[Start of Attachment]

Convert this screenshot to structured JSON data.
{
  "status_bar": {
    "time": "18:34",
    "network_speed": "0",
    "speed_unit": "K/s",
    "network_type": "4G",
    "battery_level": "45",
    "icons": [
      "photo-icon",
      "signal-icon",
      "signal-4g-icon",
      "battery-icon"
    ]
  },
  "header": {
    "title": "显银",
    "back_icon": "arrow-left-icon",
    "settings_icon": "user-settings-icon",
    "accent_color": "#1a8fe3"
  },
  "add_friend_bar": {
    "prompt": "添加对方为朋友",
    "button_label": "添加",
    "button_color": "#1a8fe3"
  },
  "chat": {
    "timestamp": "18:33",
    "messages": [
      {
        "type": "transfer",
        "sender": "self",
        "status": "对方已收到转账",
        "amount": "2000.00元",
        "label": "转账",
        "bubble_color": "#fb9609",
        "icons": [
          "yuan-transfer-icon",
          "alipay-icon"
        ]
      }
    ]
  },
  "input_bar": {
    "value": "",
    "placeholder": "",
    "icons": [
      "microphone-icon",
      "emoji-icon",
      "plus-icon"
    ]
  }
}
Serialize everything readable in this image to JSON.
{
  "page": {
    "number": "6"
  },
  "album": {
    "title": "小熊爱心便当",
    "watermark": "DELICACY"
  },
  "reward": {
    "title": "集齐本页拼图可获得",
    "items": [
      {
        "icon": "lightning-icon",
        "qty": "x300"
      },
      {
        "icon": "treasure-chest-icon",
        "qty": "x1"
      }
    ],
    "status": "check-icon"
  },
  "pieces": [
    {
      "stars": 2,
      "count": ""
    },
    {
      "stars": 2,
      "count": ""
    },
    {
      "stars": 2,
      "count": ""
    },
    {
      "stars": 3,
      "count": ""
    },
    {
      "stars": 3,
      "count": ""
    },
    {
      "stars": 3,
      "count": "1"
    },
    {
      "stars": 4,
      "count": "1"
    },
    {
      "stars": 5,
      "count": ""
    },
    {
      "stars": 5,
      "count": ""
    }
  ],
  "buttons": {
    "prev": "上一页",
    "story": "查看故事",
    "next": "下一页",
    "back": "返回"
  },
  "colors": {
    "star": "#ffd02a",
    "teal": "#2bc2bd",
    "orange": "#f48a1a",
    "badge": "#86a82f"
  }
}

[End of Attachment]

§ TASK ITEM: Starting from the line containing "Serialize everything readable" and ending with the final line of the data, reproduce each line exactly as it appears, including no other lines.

§ ANSWER TO THE EXERCISE:
Serialize everything readable in this image to JSON.
{
  "page": {
    "number": "6"
  },
  "album": {
    "title": "小熊爱心便当",
    "watermark": "DELICACY"
  },
  "reward": {
    "title": "集齐本页拼图可获得",
    "items": [
      {
        "icon": "lightning-icon",
        "qty": "x300"
      },
      {
        "icon": "treasure-chest-icon",
        "qty": "x1"
      }
    ],
    "status": "check-icon"
  },
  "pieces": [
    {
      "stars": 2,
      "count": ""
    },
    {
      "stars": 2,
      "count": ""
    },
    {
      "stars": 2,
      "count": ""
    },
    {
      "stars": 3,
      "count": ""
    },
    {
      "stars": 3,
      "count": ""
    },
    {
      "stars": 3,
      "count": "1"
    },
    {
      "stars": 4,
      "count": "1"
    },
    {
      "stars": 5,
      "count": ""
    },
    {
      "stars": 5,
      "count": ""
    }
  ],
  "buttons": {
    "prev": "上一页",
    "story": "查看故事",
    "next": "下一页",
    "back": "返回"
  },
  "colors": {
    "star": "#ffd02a",
    "teal": "#2bc2bd",
    "orange": "#f48a1a",
    "badge": "#86a82f"
  }
}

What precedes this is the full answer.